* Data entries:
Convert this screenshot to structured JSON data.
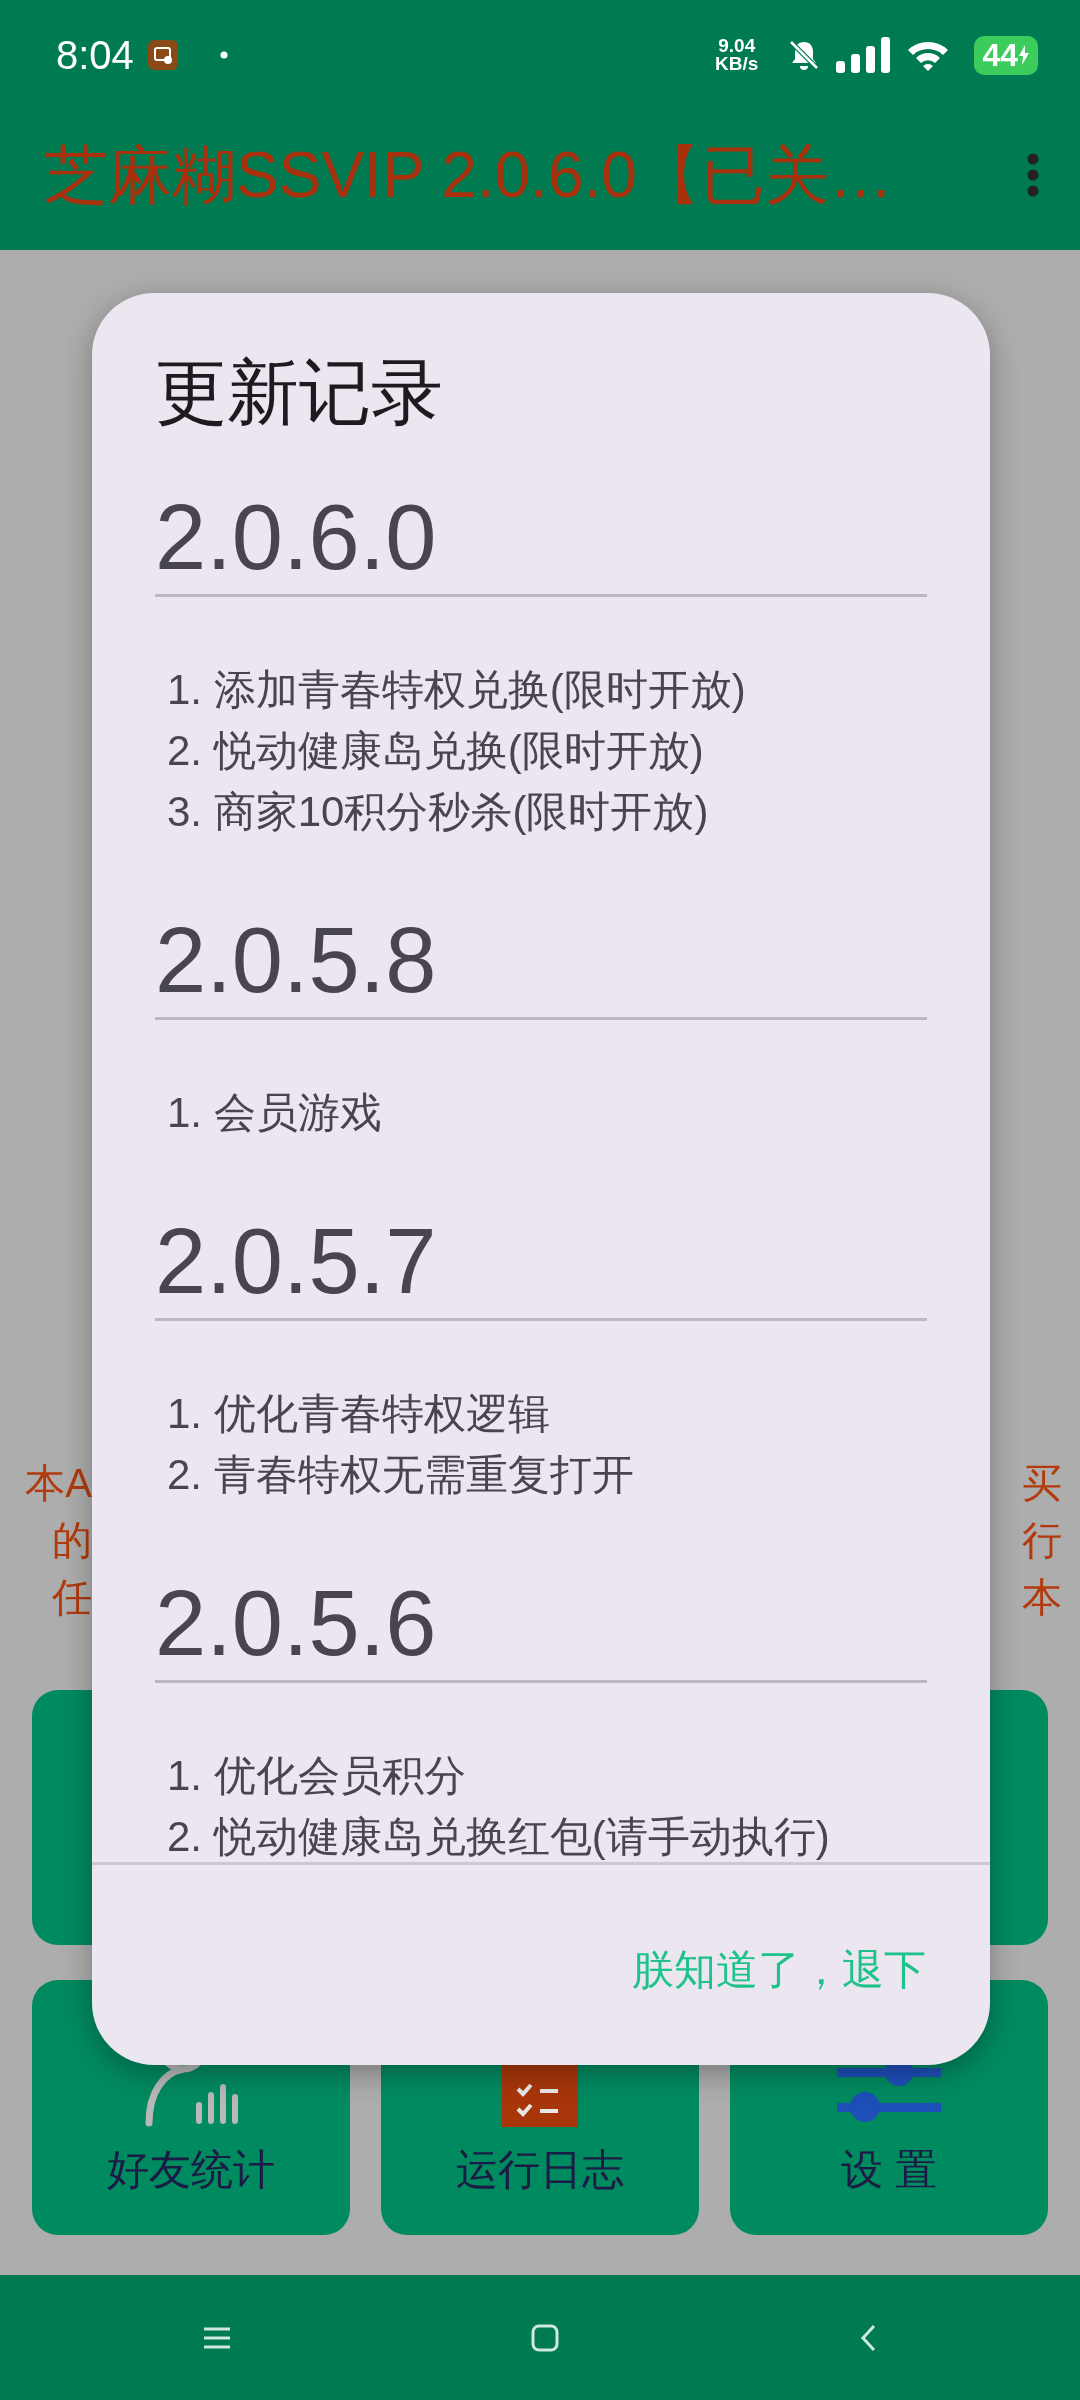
{
  "status_bar": {
    "time": "8:04",
    "net_speed": "9.04",
    "net_unit": "KB/s",
    "battery": "44"
  },
  "app_bar": {
    "title": "芝麻糊SSVIP 2.0.6.0【已关…"
  },
  "background_notice": {
    "left_lines": [
      "本A",
      "的",
      "任"
    ],
    "right_lines": [
      "买",
      "行",
      "本"
    ]
  },
  "top_cards": [
    {
      "kind": "blank"
    },
    {
      "kind": "blank"
    }
  ],
  "bottom_cards": [
    {
      "kind": "friends",
      "label": "好友统计"
    },
    {
      "kind": "log",
      "label": "运行日志"
    },
    {
      "kind": "settings",
      "label": "设 置"
    }
  ],
  "dialog": {
    "title": "更新记录",
    "versions": [
      {
        "version": "2.0.6.0",
        "changes": [
          "1. 添加青春特权兑换(限时开放)",
          "2. 悦动健康岛兑换(限时开放)",
          "3. 商家10积分秒杀(限时开放)"
        ]
      },
      {
        "version": "2.0.5.8",
        "changes": [
          "1. 会员游戏"
        ]
      },
      {
        "version": "2.0.5.7",
        "changes": [
          "1. 优化青春特权逻辑",
          "2. 青春特权无需重复打开"
        ]
      },
      {
        "version": "2.0.5.6",
        "changes": [
          "1. 优化会员积分",
          "2. 悦动健康岛兑换红包(请手动执行)"
        ]
      }
    ],
    "confirm_button": "朕知道了，退下"
  }
}
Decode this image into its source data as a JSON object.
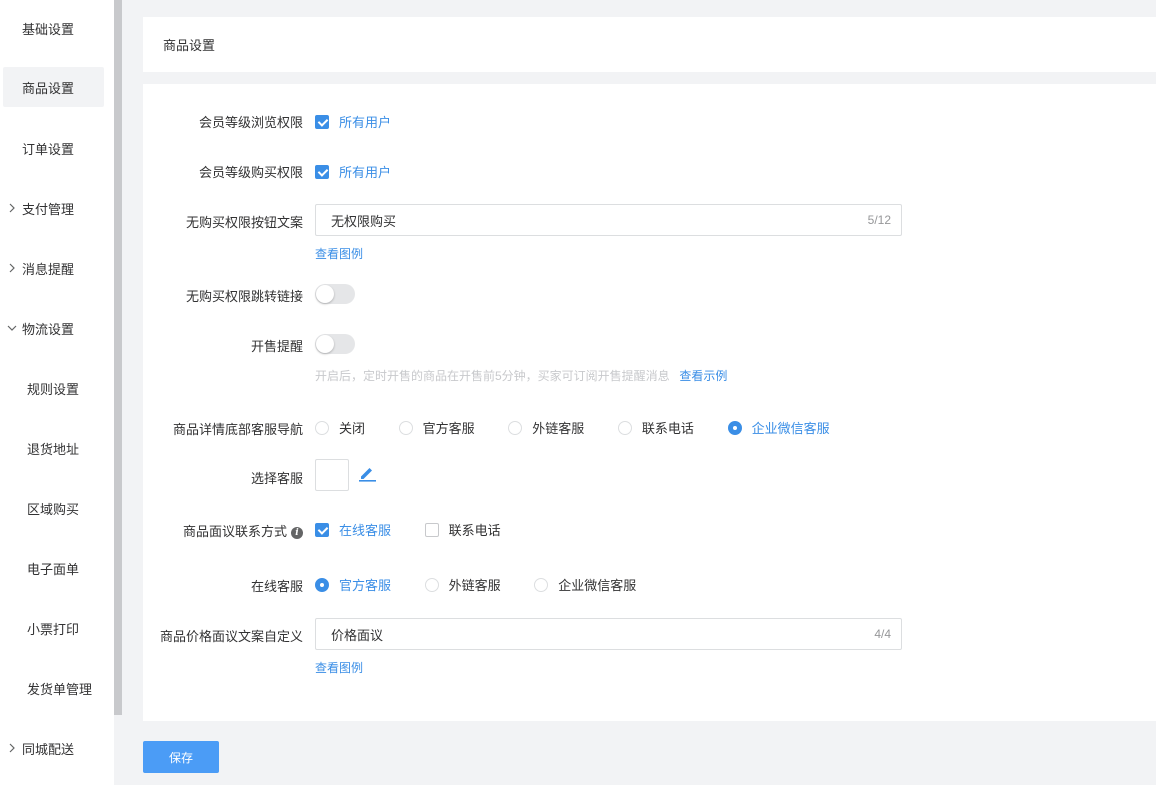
{
  "sidebar": {
    "items": [
      {
        "label": "基础设置"
      },
      {
        "label": "商品设置"
      },
      {
        "label": "订单设置"
      },
      {
        "label": "支付管理"
      },
      {
        "label": "消息提醒"
      },
      {
        "label": "物流设置"
      },
      {
        "label": "规则设置"
      },
      {
        "label": "退货地址"
      },
      {
        "label": "区域购买"
      },
      {
        "label": "电子面单"
      },
      {
        "label": "小票打印"
      },
      {
        "label": "发货单管理"
      },
      {
        "label": "同城配送"
      }
    ]
  },
  "header": {
    "title": "商品设置"
  },
  "form": {
    "browse_perm": {
      "label": "会员等级浏览权限",
      "option": "所有用户"
    },
    "buy_perm": {
      "label": "会员等级购买权限",
      "option": "所有用户"
    },
    "no_perm_button": {
      "label": "无购买权限按钮文案",
      "value": "无权限购买",
      "count": "5/12",
      "example_link": "查看图例"
    },
    "no_perm_link": {
      "label": "无购买权限跳转链接"
    },
    "sale_reminder": {
      "label": "开售提醒",
      "hint": "开启后，定时开售的商品在开售前5分钟，买家可订阅开售提醒消息",
      "example_link": "查看示例"
    },
    "service_nav": {
      "label": "商品详情底部客服导航",
      "options": [
        "关闭",
        "官方客服",
        "外链客服",
        "联系电话",
        "企业微信客服"
      ],
      "selected": "企业微信客服"
    },
    "choose_service": {
      "label": "选择客服"
    },
    "negotiate_contact": {
      "label": "商品面议联系方式",
      "options": [
        "在线客服",
        "联系电话"
      ]
    },
    "online_service": {
      "label": "在线客服",
      "options": [
        "官方客服",
        "外链客服",
        "企业微信客服"
      ],
      "selected": "官方客服"
    },
    "price_text": {
      "label": "商品价格面议文案自定义",
      "value": "价格面议",
      "count": "4/4",
      "example_link": "查看图例"
    }
  },
  "footer": {
    "save_label": "保存"
  },
  "colors": {
    "accent": "#3a8ee6",
    "button": "#4b9cf6"
  }
}
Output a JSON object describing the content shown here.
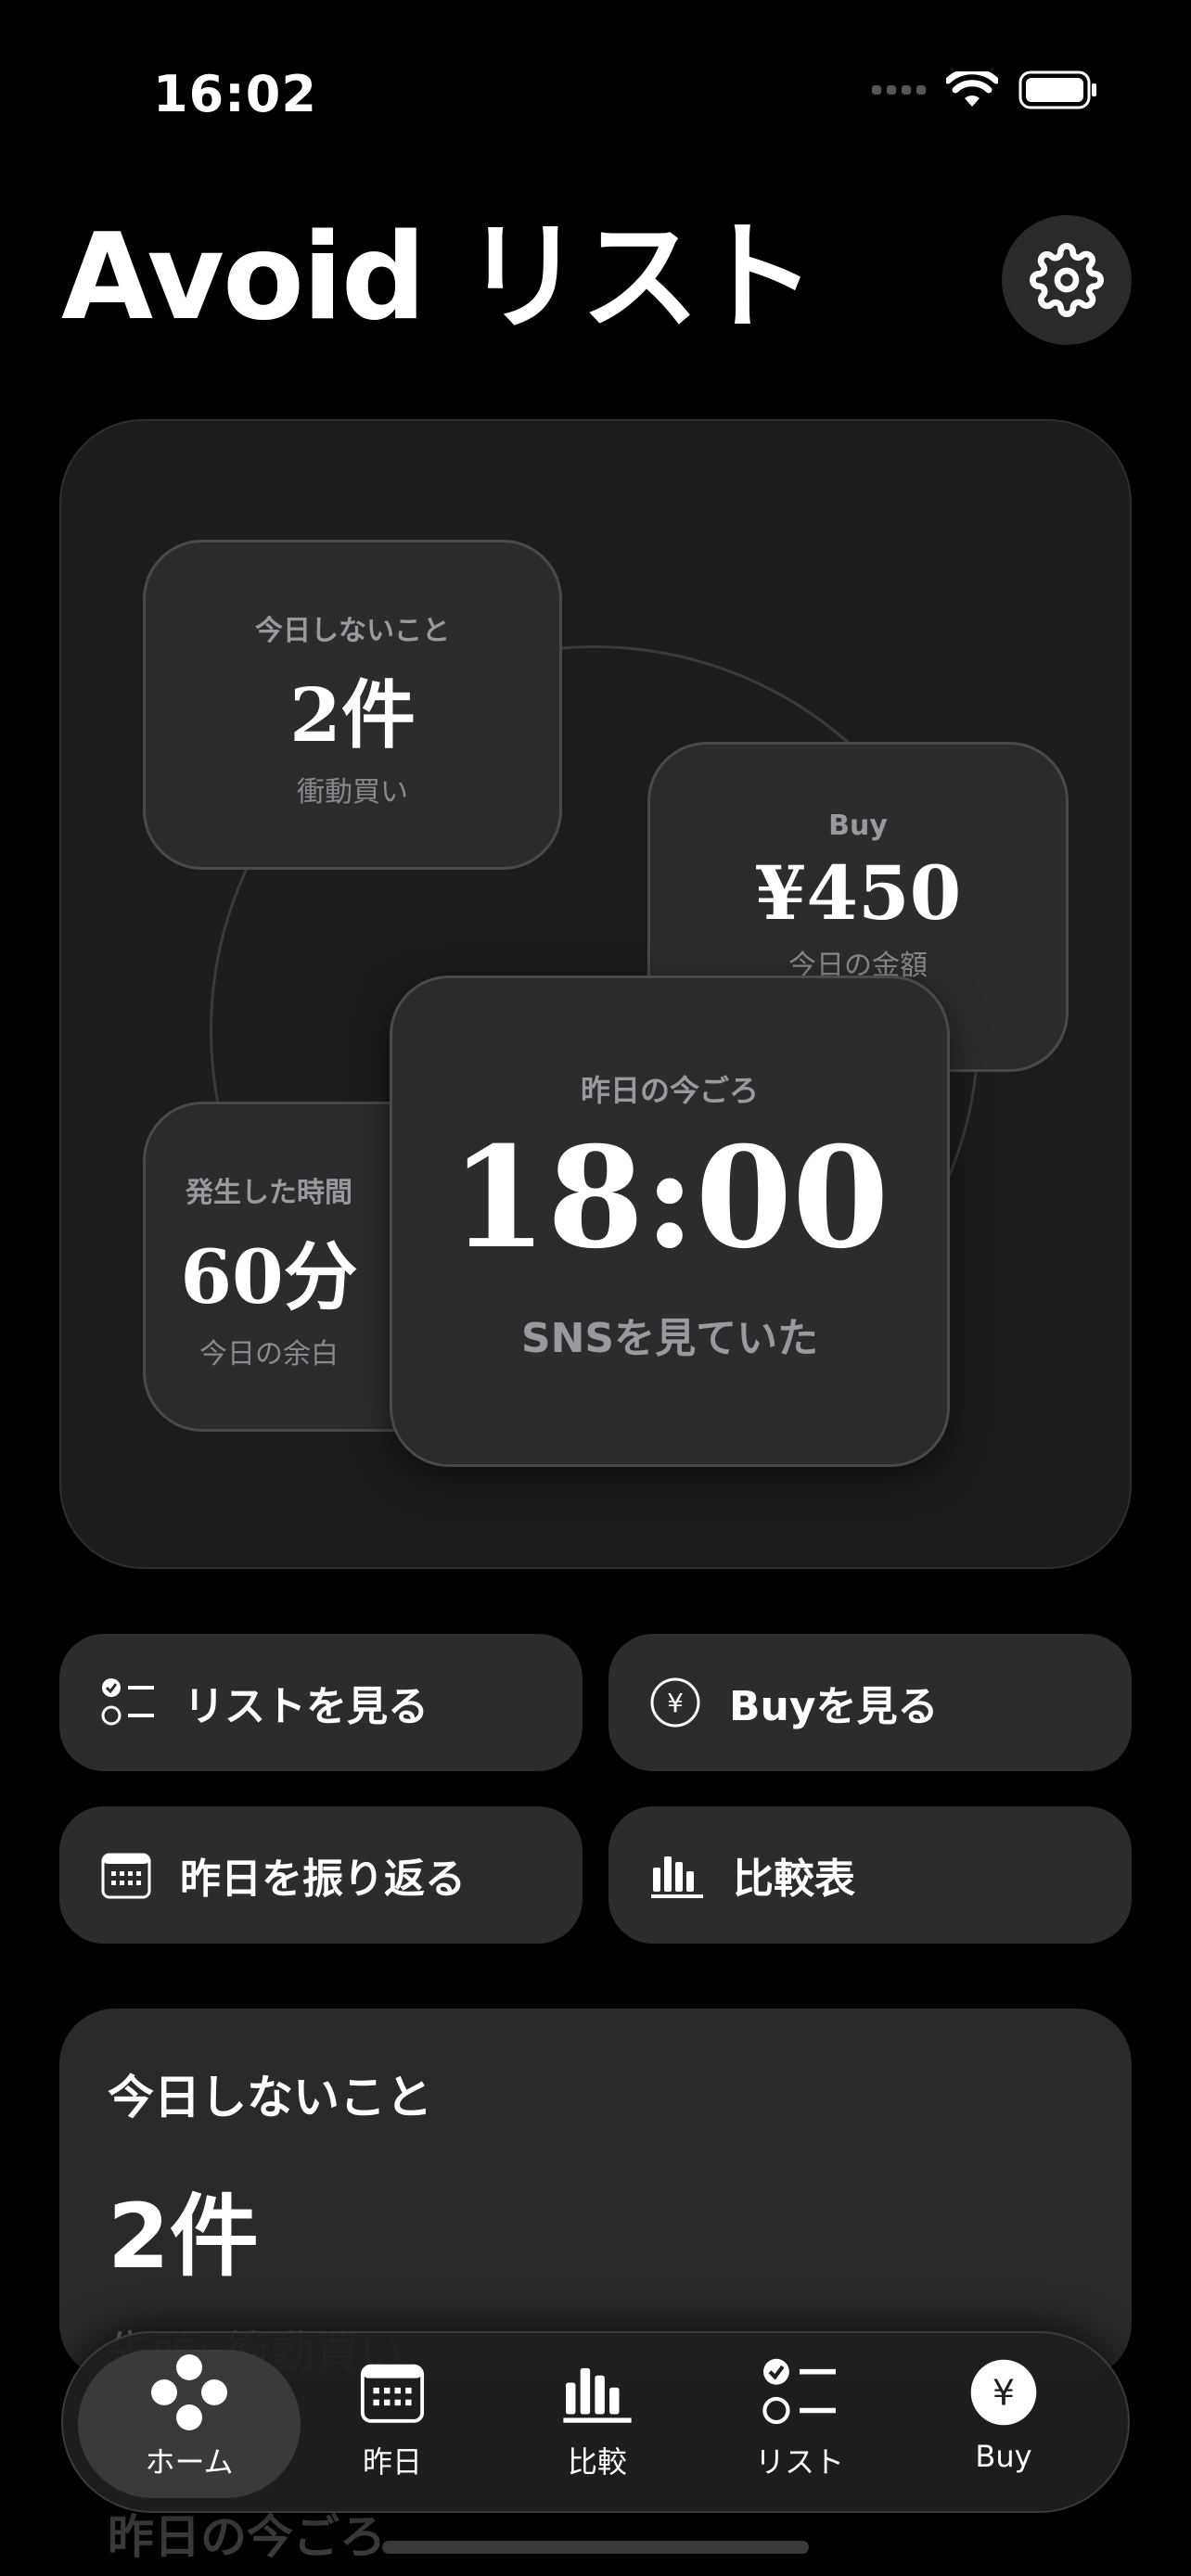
{
  "status_bar": {
    "time": "16:02",
    "icons": [
      "cellular-dots-icon",
      "wifi-icon",
      "battery-icon"
    ]
  },
  "header": {
    "title": "Avoid リスト",
    "settings_icon": "gear-icon"
  },
  "hero": {
    "today_card": {
      "label": "今日しないこと",
      "value": "2件",
      "sub": "衝動買い"
    },
    "buy_card": {
      "label": "Buy",
      "value": "¥450",
      "sub": "今日の金額"
    },
    "time_card": {
      "label": "発生した時間",
      "value": "60分",
      "sub": "今日の余白"
    },
    "yesterday_card": {
      "label": "昨日の今ごろ",
      "value": "18:00",
      "sub": "SNSを見ていた"
    }
  },
  "actions": [
    {
      "label": "リストを見る",
      "icon": "checklist-icon"
    },
    {
      "label": "Buyを見る",
      "icon": "yen-circle-icon"
    },
    {
      "label": "昨日を振り返る",
      "icon": "calendar-icon"
    },
    {
      "label": "比較表",
      "icon": "bar-chart-icon"
    }
  ],
  "summary": {
    "label": "今日しないこと",
    "value": "2件",
    "sub": "先頭: 衝動買い"
  },
  "next_section_label": "昨日の今ごろ",
  "tab_bar": {
    "tabs": [
      {
        "label": "ホーム",
        "icon": "home-dots-icon",
        "active": true
      },
      {
        "label": "昨日",
        "icon": "calendar-icon",
        "active": false
      },
      {
        "label": "比較",
        "icon": "bar-chart-icon",
        "active": false
      },
      {
        "label": "リスト",
        "icon": "checklist-icon",
        "active": false
      },
      {
        "label": "Buy",
        "icon": "yen-circle-icon",
        "active": false
      }
    ]
  }
}
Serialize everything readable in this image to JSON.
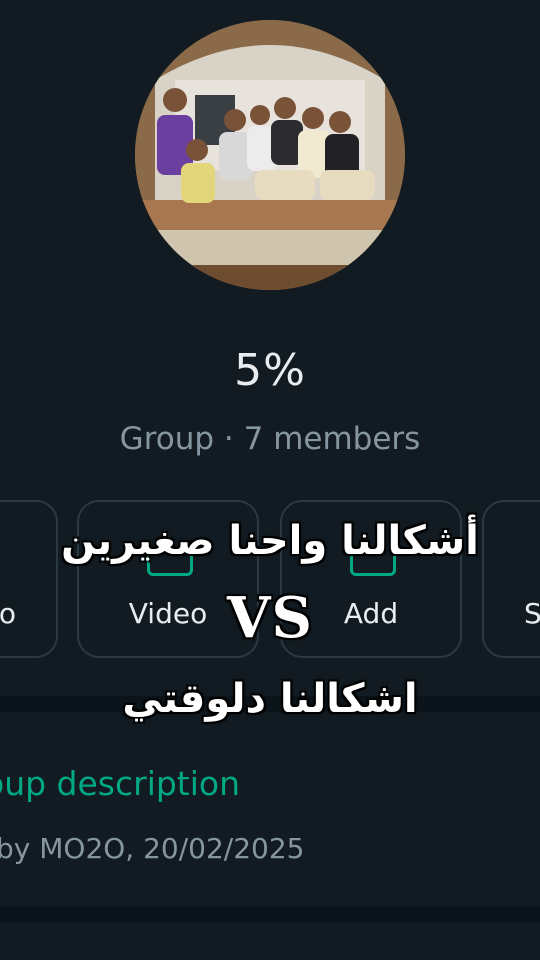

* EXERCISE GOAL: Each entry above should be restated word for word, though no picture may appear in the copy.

* FINAL ANSWER:
Convert this screenshot to structured JSON data.
{
  "status_bar": {
    "time": "8:04",
    "net_speed": "9.04",
    "net_unit": "KB/s",
    "battery": "44"
  },
  "app_bar": {
    "title": "芝麻糊SSVIP 2.0.6.0【已关…"
  },
  "background_notice": {
    "left_lines": [
      "本A",
      "的",
      "任"
    ],
    "right_lines": [
      "买",
      "行",
      "本"
    ]
  },
  "top_cards": [
    {
      "kind": "blank"
    },
    {
      "kind": "blank"
    }
  ],
  "bottom_cards": [
    {
      "kind": "friends",
      "label": "好友统计"
    },
    {
      "kind": "log",
      "label": "运行日志"
    },
    {
      "kind": "settings",
      "label": "设 置"
    }
  ],
  "dialog": {
    "title": "更新记录",
    "versions": [
      {
        "version": "2.0.6.0",
        "changes": [
          "1. 添加青春特权兑换(限时开放)",
          "2. 悦动健康岛兑换(限时开放)",
          "3. 商家10积分秒杀(限时开放)"
        ]
      },
      {
        "version": "2.0.5.8",
        "changes": [
          "1. 会员游戏"
        ]
      },
      {
        "version": "2.0.5.7",
        "changes": [
          "1. 优化青春特权逻辑",
          "2. 青春特权无需重复打开"
        ]
      },
      {
        "version": "2.0.5.6",
        "changes": [
          "1. 优化会员积分",
          "2. 悦动健康岛兑换红包(请手动执行)"
        ]
      }
    ],
    "confirm_button": "朕知道了，退下"
  }
}
Decode this image into its source data as a JSON object.
{
  "sidebar": {
    "items": [
      {
        "label": "基础设置"
      },
      {
        "label": "商品设置"
      },
      {
        "label": "订单设置"
      },
      {
        "label": "支付管理"
      },
      {
        "label": "消息提醒"
      },
      {
        "label": "物流设置"
      },
      {
        "label": "规则设置"
      },
      {
        "label": "退货地址"
      },
      {
        "label": "区域购买"
      },
      {
        "label": "电子面单"
      },
      {
        "label": "小票打印"
      },
      {
        "label": "发货单管理"
      },
      {
        "label": "同城配送"
      }
    ]
  },
  "header": {
    "title": "商品设置"
  },
  "form": {
    "browse_perm": {
      "label": "会员等级浏览权限",
      "option": "所有用户"
    },
    "buy_perm": {
      "label": "会员等级购买权限",
      "option": "所有用户"
    },
    "no_perm_button": {
      "label": "无购买权限按钮文案",
      "value": "无权限购买",
      "count": "5/12",
      "example_link": "查看图例"
    },
    "no_perm_link": {
      "label": "无购买权限跳转链接"
    },
    "sale_reminder": {
      "label": "开售提醒",
      "hint": "开启后，定时开售的商品在开售前5分钟，买家可订阅开售提醒消息",
      "example_link": "查看示例"
    },
    "service_nav": {
      "label": "商品详情底部客服导航",
      "options": [
        "关闭",
        "官方客服",
        "外链客服",
        "联系电话",
        "企业微信客服"
      ],
      "selected": "企业微信客服"
    },
    "choose_service": {
      "label": "选择客服"
    },
    "negotiate_contact": {
      "label": "商品面议联系方式",
      "options": [
        "在线客服",
        "联系电话"
      ]
    },
    "online_service": {
      "label": "在线客服",
      "options": [
        "官方客服",
        "外链客服",
        "企业微信客服"
      ],
      "selected": "官方客服"
    },
    "price_text": {
      "label": "商品价格面议文案自定义",
      "value": "价格面议",
      "count": "4/4",
      "example_link": "查看图例"
    }
  },
  "footer": {
    "save_label": "保存"
  },
  "colors": {
    "accent": "#3a8ee6",
    "button": "#4b9cf6"
  }
}
Output a JSON object describing the content shown here.
{
  "status_bar": {
    "time": "16:02",
    "icons": [
      "cellular-dots-icon",
      "wifi-icon",
      "battery-icon"
    ]
  },
  "header": {
    "title": "Avoid リスト",
    "settings_icon": "gear-icon"
  },
  "hero": {
    "today_card": {
      "label": "今日しないこと",
      "value": "2件",
      "sub": "衝動買い"
    },
    "buy_card": {
      "label": "Buy",
      "value": "¥450",
      "sub": "今日の金額"
    },
    "time_card": {
      "label": "発生した時間",
      "value": "60分",
      "sub": "今日の余白"
    },
    "yesterday_card": {
      "label": "昨日の今ごろ",
      "value": "18:00",
      "sub": "SNSを見ていた"
    }
  },
  "actions": [
    {
      "label": "リストを見る",
      "icon": "checklist-icon"
    },
    {
      "label": "Buyを見る",
      "icon": "yen-circle-icon"
    },
    {
      "label": "昨日を振り返る",
      "icon": "calendar-icon"
    },
    {
      "label": "比較表",
      "icon": "bar-chart-icon"
    }
  ],
  "summary": {
    "label": "今日しないこと",
    "value": "2件",
    "sub": "先頭: 衝動買い"
  },
  "next_section_label": "昨日の今ごろ",
  "tab_bar": {
    "tabs": [
      {
        "label": "ホーム",
        "icon": "home-dots-icon",
        "active": true
      },
      {
        "label": "昨日",
        "icon": "calendar-icon",
        "active": false
      },
      {
        "label": "比較",
        "icon": "bar-chart-icon",
        "active": false
      },
      {
        "label": "リスト",
        "icon": "checklist-icon",
        "active": false
      },
      {
        "label": "Buy",
        "icon": "yen-circle-icon",
        "active": false
      }
    ]
  }
}
Serialize everything readable in this image to JSON.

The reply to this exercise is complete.